On the other hand, though: enhanced mobility of any stripe deeply complicates and throws a wrench into competitively balancing a fun and meaningful PvP Halo experience. Traditionally, Halo multi-player was a mid-paced game featuring a very strong but not overly complex sandbox identity. Movement was vertical and directional in about equal measure (Jumps were critical for evasion/mixups/etc.) The golden triangle as defined by Bungie at the time said Halo was a balance between Gunplay, Grenades, and Melee. But what wasn't as clear at the time was how critical movement dynamics played into the balance and feel of the game, especially in regard to pacing.
So Bungie and 343i have given it an honest shot, by now. Bungie tried to make Reach feel balanced by making Sprint one of several bizarre (some way more gamebreaking) Armor Abilities which you could equip. Halo 4 gave everyone sprint and kept the formula of another optional armor ability. Halo 5 went for the gold in expirimenting with Armor Abilities by standardizing the Spartan Abilities as we know them now, and making them base traits for every player. I remember there being a marketing push that this was in an effort to make the balance more even and "traditional" by removing alternate player advantage/disadvantage from AA's. It sort of did this, but it created as many or more problems than it solved in other areas (map design, weapon balancing, etc.).
Halo's sandbox has never been about having the fanciest variety of options to use as a player (the original DOOM games in some ways exceed Halo CE's sandbox complexity at least with regard to weapons and movement pacing). Halo has always been about having a distinctive, intermediately complex sandbox and moderate player movement speed and mobility, which creates a fairly even-keeled competitive MP environment.
This relative simplicity made Halo the competitive phenomenon it was in the mid to late 00's. Abandoning it is a huge reason for the decline of the series' popularity.
So, will it come back in Infinite? Likely in some form or another.
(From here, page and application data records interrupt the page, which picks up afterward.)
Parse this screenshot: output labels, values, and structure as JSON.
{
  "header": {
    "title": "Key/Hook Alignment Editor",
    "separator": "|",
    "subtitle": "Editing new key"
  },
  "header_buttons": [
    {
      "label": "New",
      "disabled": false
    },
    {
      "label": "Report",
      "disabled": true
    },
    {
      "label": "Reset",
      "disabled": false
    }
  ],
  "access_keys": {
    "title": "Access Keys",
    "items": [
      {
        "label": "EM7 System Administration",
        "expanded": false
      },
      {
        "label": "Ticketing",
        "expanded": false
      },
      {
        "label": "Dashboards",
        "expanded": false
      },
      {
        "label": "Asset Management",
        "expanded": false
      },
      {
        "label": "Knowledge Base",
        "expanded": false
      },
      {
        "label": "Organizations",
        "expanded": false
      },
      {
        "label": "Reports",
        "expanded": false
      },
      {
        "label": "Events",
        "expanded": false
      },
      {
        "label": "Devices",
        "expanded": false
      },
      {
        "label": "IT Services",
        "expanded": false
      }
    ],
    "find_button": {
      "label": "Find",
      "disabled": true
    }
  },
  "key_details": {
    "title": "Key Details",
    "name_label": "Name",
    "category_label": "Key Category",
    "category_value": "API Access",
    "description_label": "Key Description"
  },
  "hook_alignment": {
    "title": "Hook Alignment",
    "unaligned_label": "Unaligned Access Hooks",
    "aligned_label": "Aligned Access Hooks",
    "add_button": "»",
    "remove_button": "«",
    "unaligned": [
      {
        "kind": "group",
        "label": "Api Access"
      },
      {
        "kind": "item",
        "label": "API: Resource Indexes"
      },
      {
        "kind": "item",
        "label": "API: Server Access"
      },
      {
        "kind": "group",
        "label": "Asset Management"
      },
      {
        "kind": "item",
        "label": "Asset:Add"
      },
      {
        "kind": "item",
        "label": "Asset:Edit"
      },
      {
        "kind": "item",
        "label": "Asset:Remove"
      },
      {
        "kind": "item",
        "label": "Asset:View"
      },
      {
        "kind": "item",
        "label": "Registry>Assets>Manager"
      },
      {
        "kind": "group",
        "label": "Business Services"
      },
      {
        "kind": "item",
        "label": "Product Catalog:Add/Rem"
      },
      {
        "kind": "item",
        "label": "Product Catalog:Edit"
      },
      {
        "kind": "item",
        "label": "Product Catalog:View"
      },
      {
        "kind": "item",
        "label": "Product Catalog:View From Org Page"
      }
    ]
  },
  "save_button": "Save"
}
It's definitely hard to put this particular genie back in the proverbial bottle, given how many players like the basic idea and appeal of enhanced player mobility (again, admittedly I like it in PvE modes.) But if they want to make the Halo game that will remind everyone of the glory days of the series, they'll need to minimize these mobility mechanics and re-simplify the weapons sandbox.
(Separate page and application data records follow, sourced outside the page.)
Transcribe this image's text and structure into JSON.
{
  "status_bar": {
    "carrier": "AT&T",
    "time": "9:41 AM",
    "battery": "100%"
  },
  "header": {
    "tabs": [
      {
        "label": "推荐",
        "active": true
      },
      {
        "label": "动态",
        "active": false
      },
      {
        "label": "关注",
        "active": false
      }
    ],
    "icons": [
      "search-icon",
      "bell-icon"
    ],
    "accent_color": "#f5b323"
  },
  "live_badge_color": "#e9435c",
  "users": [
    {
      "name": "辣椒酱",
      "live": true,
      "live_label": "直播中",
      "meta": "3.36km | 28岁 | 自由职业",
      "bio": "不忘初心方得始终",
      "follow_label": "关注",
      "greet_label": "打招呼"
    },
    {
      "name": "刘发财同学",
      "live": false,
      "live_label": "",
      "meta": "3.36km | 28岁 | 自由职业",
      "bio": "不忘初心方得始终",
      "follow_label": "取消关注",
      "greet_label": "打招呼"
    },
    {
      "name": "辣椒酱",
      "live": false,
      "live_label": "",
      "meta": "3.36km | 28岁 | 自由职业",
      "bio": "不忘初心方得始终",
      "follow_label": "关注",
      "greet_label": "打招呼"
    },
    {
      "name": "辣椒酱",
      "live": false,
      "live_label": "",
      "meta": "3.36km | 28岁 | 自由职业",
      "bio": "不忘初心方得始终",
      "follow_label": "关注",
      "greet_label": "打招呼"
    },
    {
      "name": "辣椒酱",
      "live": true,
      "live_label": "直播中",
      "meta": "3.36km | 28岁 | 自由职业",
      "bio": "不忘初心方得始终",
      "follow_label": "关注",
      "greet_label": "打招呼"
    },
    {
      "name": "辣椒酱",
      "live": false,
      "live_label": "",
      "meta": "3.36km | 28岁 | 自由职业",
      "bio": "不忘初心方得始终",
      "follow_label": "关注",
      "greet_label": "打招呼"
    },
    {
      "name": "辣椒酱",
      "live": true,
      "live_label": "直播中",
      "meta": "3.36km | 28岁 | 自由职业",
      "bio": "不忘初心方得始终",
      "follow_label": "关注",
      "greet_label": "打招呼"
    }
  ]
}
TL;DR (I got pretty carried away there!) :
Halo 5 threw enhanced mobility at the wall in the biggest way yet, and it didn't particularly make for a better tuned/balanced MP (Certainly not compared to classic Halo). They can go back to the well on it and hope that this time it's favorably received instead of a huge point of contention. Or they can re-simplify and try to get Halo back to its status-quo for feel-of-play.